Ouvrez moy la porte petite Nannon
This lesson for baroque lute focuses on this charming song setting from the Vaudry de Saizenay manuscript, published as piece 8 in the lute society’s ‘Diverse Collection of Easy Pieces for the Baroque Lute’, edited by Wilfred Foxe. Most beginners - at least in the UK - start on the renaissance lute, so tend to come to a baroque lute with some technique already in place, but often struggle to navigate the additional bass courses, and to acquire an appropriate thumb-out technique which would facilitate this. The different fingering patterns on the stopped courses can also be a stumbling block. This tune is a very good piece for tackling these issues, because there are no closely voiced chords to create right-hand difficulties, the bass line is relatively slow-moving, and many of the upper register notes are open strings.
The first thing to master is getting a good sound from your lute, with an appropriate right-hand technique. If you are used to a thumb-inside technique, you may find that playing with the thumb outside feels awkward, and produces a thin, edgy sound. It may help to keep your nails extremely short in the early stages - shorter than you might need with thumb-inside. Tipping your right hand a little towards your little finger, so that the string engages the side of your fingertip rather than right on the end, will also help to avoid a thin and harsh sound. When you are comfortable with this hand position, you will find that you won’t need to keep your nails brutally short, but in the early stages it certainly helps to avoid thin scratchy notes.
The first full bar of the piece is excellent for checking your sound, and your hand position. The thumb also has quite a journey to make, between the 10th and 5th courses. Use a rest stroke with the thumb whenever possible, and move the thumb to its next bass note as early as possible. Do not wait until the next bass note is due, otherwise you will end up making a frantic grab for the bass at the last minute, which almost guarantees a wrong note or an imperfect contact with the bass string. You can try looping the first complete bar, going back and forth between the upper and lower bass notes, until you feel confident about finding the courses, and about your sound. Be careful to make the chords absolutely simultaneous. You may choose to spread them later on, but this should be a musical choice, not the result of a technical failure. The first chord can sound good with a spread, but it is very hard to spread a two-note chord convincingly. You can use the time of the second beat to move the thumb to the 5th course; if you repeat the bar as an exercise, you will need to move the thumb back to the 10th course during the second half of the 3rd beat. Practise this move very slowly but with strict rhythm; you are aiming for the preparation of your bass notes to become habitual.

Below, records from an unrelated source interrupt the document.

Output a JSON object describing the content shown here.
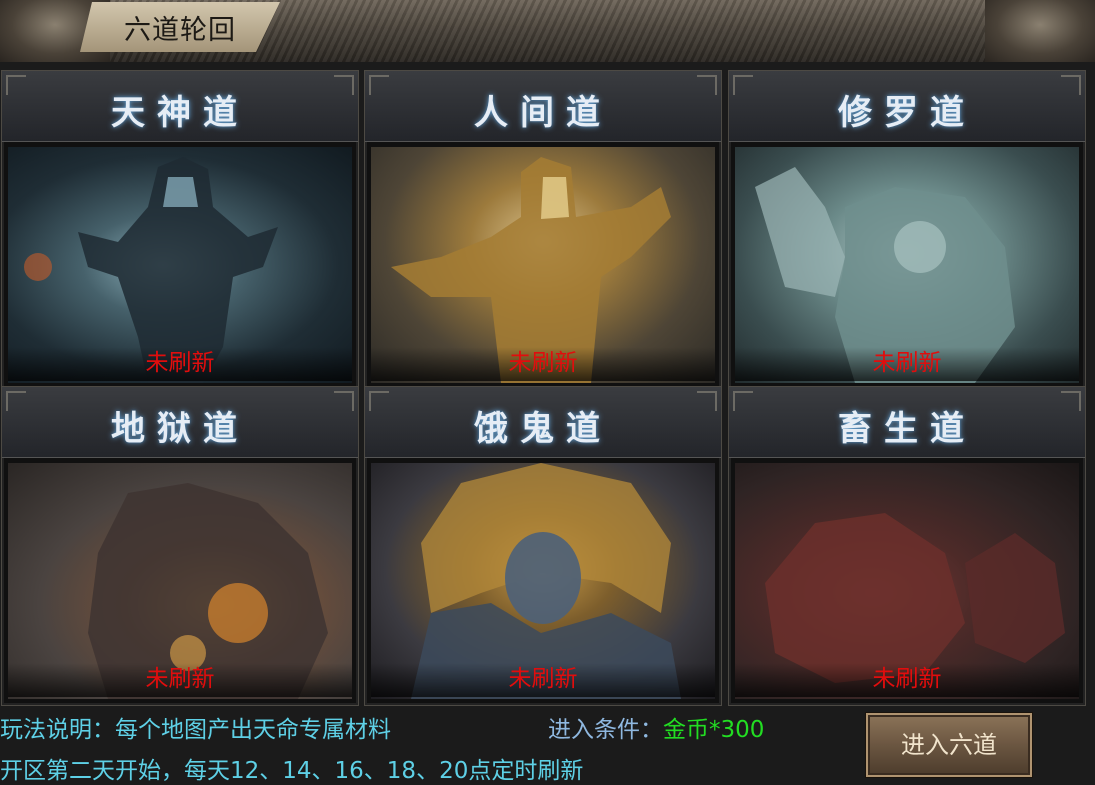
{
  "window": {
    "title": "六道轮回"
  },
  "paths": [
    {
      "name": "天神道",
      "status": "未刷新",
      "art_icon": "armored-demon-king-art"
    },
    {
      "name": "人间道",
      "status": "未刷新",
      "art_icon": "golden-warrior-art"
    },
    {
      "name": "修罗道",
      "status": "未刷新",
      "art_icon": "stone-giant-art"
    },
    {
      "name": "地狱道",
      "status": "未刷新",
      "art_icon": "flame-demon-art"
    },
    {
      "name": "饿鬼道",
      "status": "未刷新",
      "art_icon": "lion-maned-ghost-art"
    },
    {
      "name": "畜生道",
      "status": "未刷新",
      "art_icon": "crimson-beast-art"
    }
  ],
  "info": {
    "rules_label": "玩法说明：每个地图产出天命专属材料",
    "schedule": "开区第二天开始，每天12、14、16、18、20点定时刷新",
    "condition_label": "进入条件：",
    "condition_value": "金币*300"
  },
  "actions": {
    "enter_label": "进入六道"
  },
  "colors": {
    "status_red": "#e10d0d",
    "info_cyan": "#5ed0e6",
    "condition_green": "#22dd22",
    "title_glow": "#6aa7d8"
  }
}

Bars 2 and 3 are easier, in that the thumb doesn’t have so far to travel, but you still need to hop over courses. Again, use a rest stroke whenever possible, partly for sound quality and partly for security of touch and navigation. You can practise the piece first of all without the left-hand ornaments, but put them back in as soon as you feel confident of the basic navigation, and allow for the ornaments in your fingering choices, even if you are not currently playing the ornaments. This will help set the fingering patterns in your mind and in your fingers, and you won’t have to change your fingerings when you’re ready to add the ornaments.
The beginning of the second section has a more challenging bass move. If your lute is an 11 course, you can hardly miss the bottom C in bar 12, but it is harder to find on a 13 course instrument. Don’t waste the time between it and the previous bass note; those two beats without a bass note are precious travel time for your thumb, so send it to the low C early and then you will have time to check whether it feels right before you play the note. If it doesn’t feel right, listen to your kinaesthetic memory and adjust your thumb position to what does feel right. After the low C, you have a big jump to the 6th course, so again move the thumb early. Bar 14 offers another good opportunity to practise this technique - you can prepare the 10th course bass in the following bar a full two beats before you need to play it.
Bar 13 can feel surprisingly awkward for the left hand, especially the chord on the 2nd beat. Practise the wide stretch between the 2nd and 6th course notes; I play this chord with the 2nd and 3rd fingers, leaving my index finger free to play the bass note on the 3rd beat. Leave your 2nd finger hovering over the 2nd fret while you play the open d’ string on beat 3; you will need to replace it almost immediately for the melody note in the next bar.
If you perfect this piece and are comfortable navigating the basses, you will have found your way around all of the principal harmonies of D minor, the home key of your baroque lute. Many more delightful pieces in this key await!